Greens Ballina Shire Councillor Simon Chate told The Echo on Wednesday a member of the Wolllongbar Progress Assocation had forwarded him an email from the NSW Department of Industry and Environment [DPIE] concerning a proposed list of particular Ballina Shire land lots.
The Echo has asked the department to confirm the information in the letter, parts of which Cr Chate read out over the phone but declined to forward.
Ballina Shire Council staff had submitted a requested revised list of proposed Strategic Urban Growth Areas, including two new areas, one of them State Significant Farmland on the Alstonville Plateau.
Surgeon seeks higher ground
Agreement from a majority of Ballina Shire Councillors including the mayor was sustained despite a series of related votes over multiple meetings, including a rescission motion from Cr Chate at October’s ordinary meeting.
Councillors in support of including the farmland next to the Russellton Industrial Estate at Alstonville said flood-impacted businesses elsewhere needed higher ground and younger families needed jobs.
But the story took a turn when a developer representative for a surgeon in Sydney turned up to the October ordinary council meeting spruiking a new private hospital for the land that hadn’t appeared in any formal development application.
Cr Chate said the idea was inherently ‘fake news’ but other councillors expressed support for a private hospital and what Cr Rodney Bruem described as a “Health Campus’.
More details and consultation required for new SUGA

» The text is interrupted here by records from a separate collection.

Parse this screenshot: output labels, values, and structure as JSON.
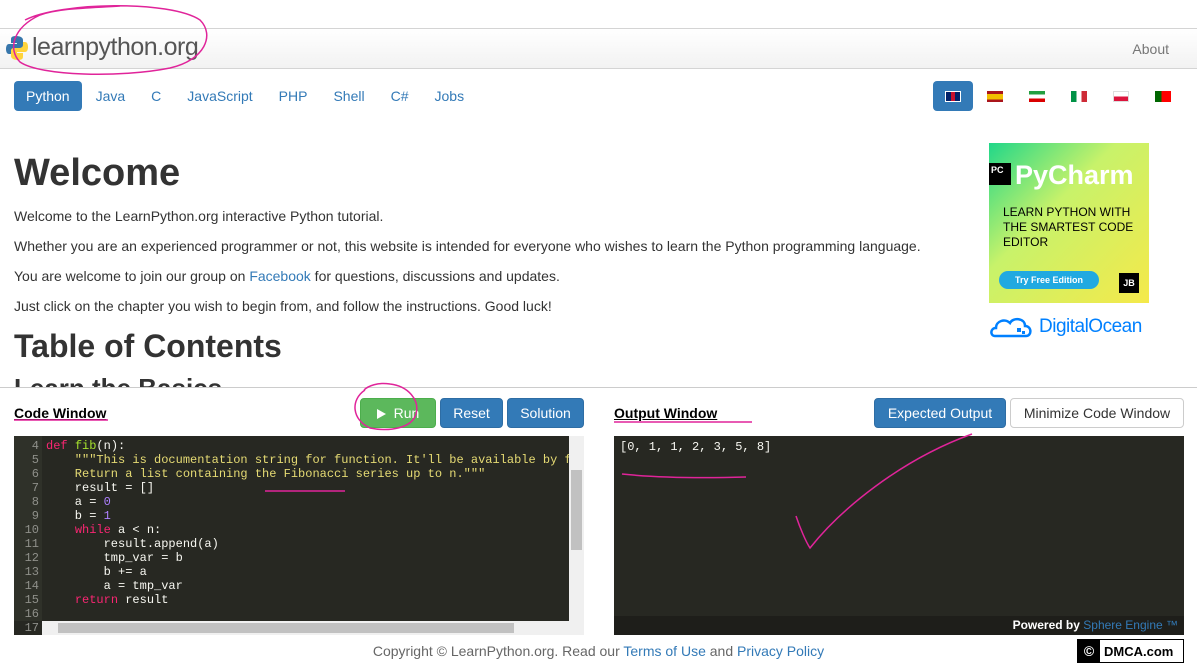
{
  "brand": {
    "name": "learnpython.org"
  },
  "nav": {
    "about": "About"
  },
  "languages": [
    "Python",
    "Java",
    "C",
    "JavaScript",
    "PHP",
    "Shell",
    "C#",
    "Jobs"
  ],
  "main": {
    "title": "Welcome",
    "p1": "Welcome to the LearnPython.org interactive Python tutorial.",
    "p2": "Whether you are an experienced programmer or not, this website is intended for everyone who wishes to learn the Python programming language.",
    "p3_before": "You are welcome to join our group on ",
    "p3_link": "Facebook",
    "p3_after": " for questions, discussions and updates.",
    "p4": "Just click on the chapter you wish to begin from, and follow the instructions. Good luck!",
    "toc": "Table of Contents",
    "basics": "Learn the Basics"
  },
  "ad": {
    "badge": "PC",
    "name": "PyCharm",
    "text": "LEARN PYTHON WITH THE SMARTEST CODE EDITOR",
    "button": "Try Free Edition",
    "jb": "JB"
  },
  "sponsor": {
    "name": "DigitalOcean"
  },
  "code_window": {
    "label": "Code Window",
    "run": "Run",
    "reset": "Reset",
    "solution": "Solution"
  },
  "output_window": {
    "label": "Output Window",
    "expected": "Expected Output",
    "minimize": "Minimize Code Window",
    "output": "[0, 1, 1, 2, 3, 5, 8]",
    "powered_by": "Powered by ",
    "engine": "Sphere Engine ™"
  },
  "code_lines": [
    {
      "n": "4",
      "t": "def fib(n):"
    },
    {
      "n": "5",
      "t": "    \"\"\"This is documentation string for function. It'll be available by fib"
    },
    {
      "n": "6",
      "t": "    Return a list containing the Fibonacci series up to n.\"\"\""
    },
    {
      "n": "7",
      "t": "    result = []"
    },
    {
      "n": "8",
      "t": "    a = 0"
    },
    {
      "n": "9",
      "t": "    b = 1"
    },
    {
      "n": "10",
      "t": "    while a < n:"
    },
    {
      "n": "11",
      "t": "        result.append(a)"
    },
    {
      "n": "12",
      "t": "        tmp_var = b"
    },
    {
      "n": "13",
      "t": "        b += a"
    },
    {
      "n": "14",
      "t": "        a = tmp_var"
    },
    {
      "n": "15",
      "t": "    return result"
    },
    {
      "n": "16",
      "t": ""
    },
    {
      "n": "17",
      "t": ""
    }
  ],
  "footer": {
    "copyright": "Copyright © LearnPython.org. Read our ",
    "terms": "Terms of Use",
    "and": " and ",
    "privacy": "Privacy Policy"
  },
  "dmca": {
    "c": "©",
    "text": "DMCA.com"
  },
  "colors": {
    "primary": "#337ab7",
    "success": "#5cb85c",
    "editor_bg": "#272822",
    "annotation": "#e0249a"
  }
}
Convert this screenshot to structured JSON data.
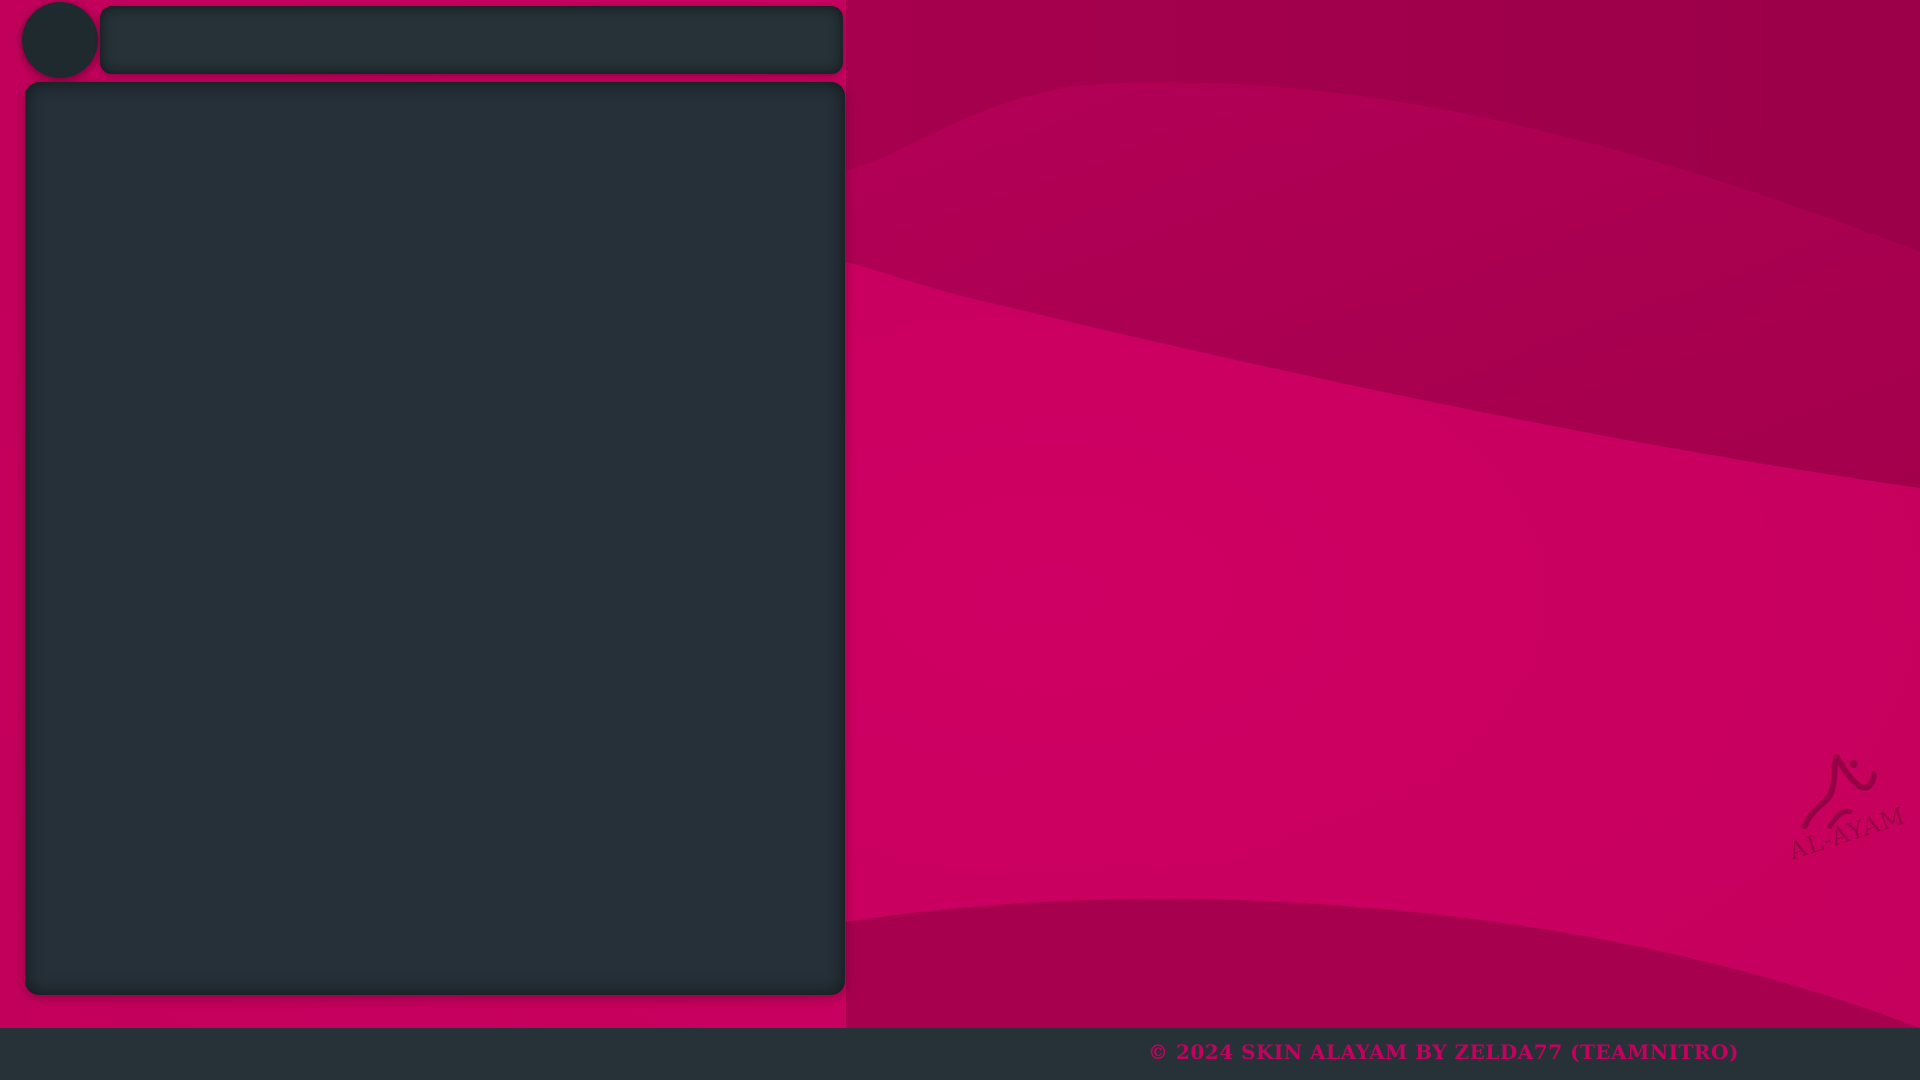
{
  "colors": {
    "background": "#c7005f",
    "panel": "#263038",
    "panel_dark": "#1f2a2f",
    "bottom_bar": "#263238",
    "accent_text": "#c7005f"
  },
  "footer": {
    "copyright": "©  2024 SKIN ALAYAM BY ZELDA77 (TEAMNITRO)"
  },
  "logo": {
    "text": "AL-AYAM",
    "icon_name": "calligraphy-logo-icon"
  }
}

Cr Phillip Meehan said he expected the land’s State Significant Farmland status to be a ‘hurdle’ and Cr Chate’s account of the DPIE letter, if accurate, proves him right.
Cr Chate said the DPIE wanted more information and investigation of the impacts of removing the SSF status, including more community consultation.
Cr Chate repeated the reference to community consultation, saying the council hadn’t tried hard enough to engage people in conversations about the potential change.
The Greens councillor suggested stalls at local shopping centres on the plateau and nearby could be more effective at generating community debate, compared to the mainly online process administered by council staff.
‘The department has approved all of the SUGAs that the Ballina Council has requested, except for the two additional ones, which is the SUGA number 28, the Alstonville one and sugar number 12, which is a Lennox Head one as well,’ Cr Chate said.
Cr Chate quoted the letter as saying ‘a range of issues including flooding’, and ‘important farmland’ had to be addressed before the Alstonville site could be considered as a SUGA.
The department was wanting a detailed assessment of agricultural capacity, and the impact of any changes on surrounding lands, Cr Chate said.
‘So we’re talking about the State’s Significant Farmland, it’s important,’ Cr Chate said,’to ensure that any proposed rezoning and development is consistent with relevant state and regional planning provisions’.
Cr Chate described the letter as ‘a great resource for the community’ but when asked for a copy, said the department had advised the recipinent to pass on its contact details instead.
*Friday 11 November update: a spokesperson for the Department of Planning and Environment has belatedly responded to requests for clarification by saying, ‘We recently approved Council’s adopted Strategic Urban Growth Area Review, with the exception of two proposed additional areas that need further investigation to address a range of issues, including flooding and important farmland.
‘The updated Review was approved on 4 November 2022. The two areas requiring further work are in Alstonville and Lennox Head.’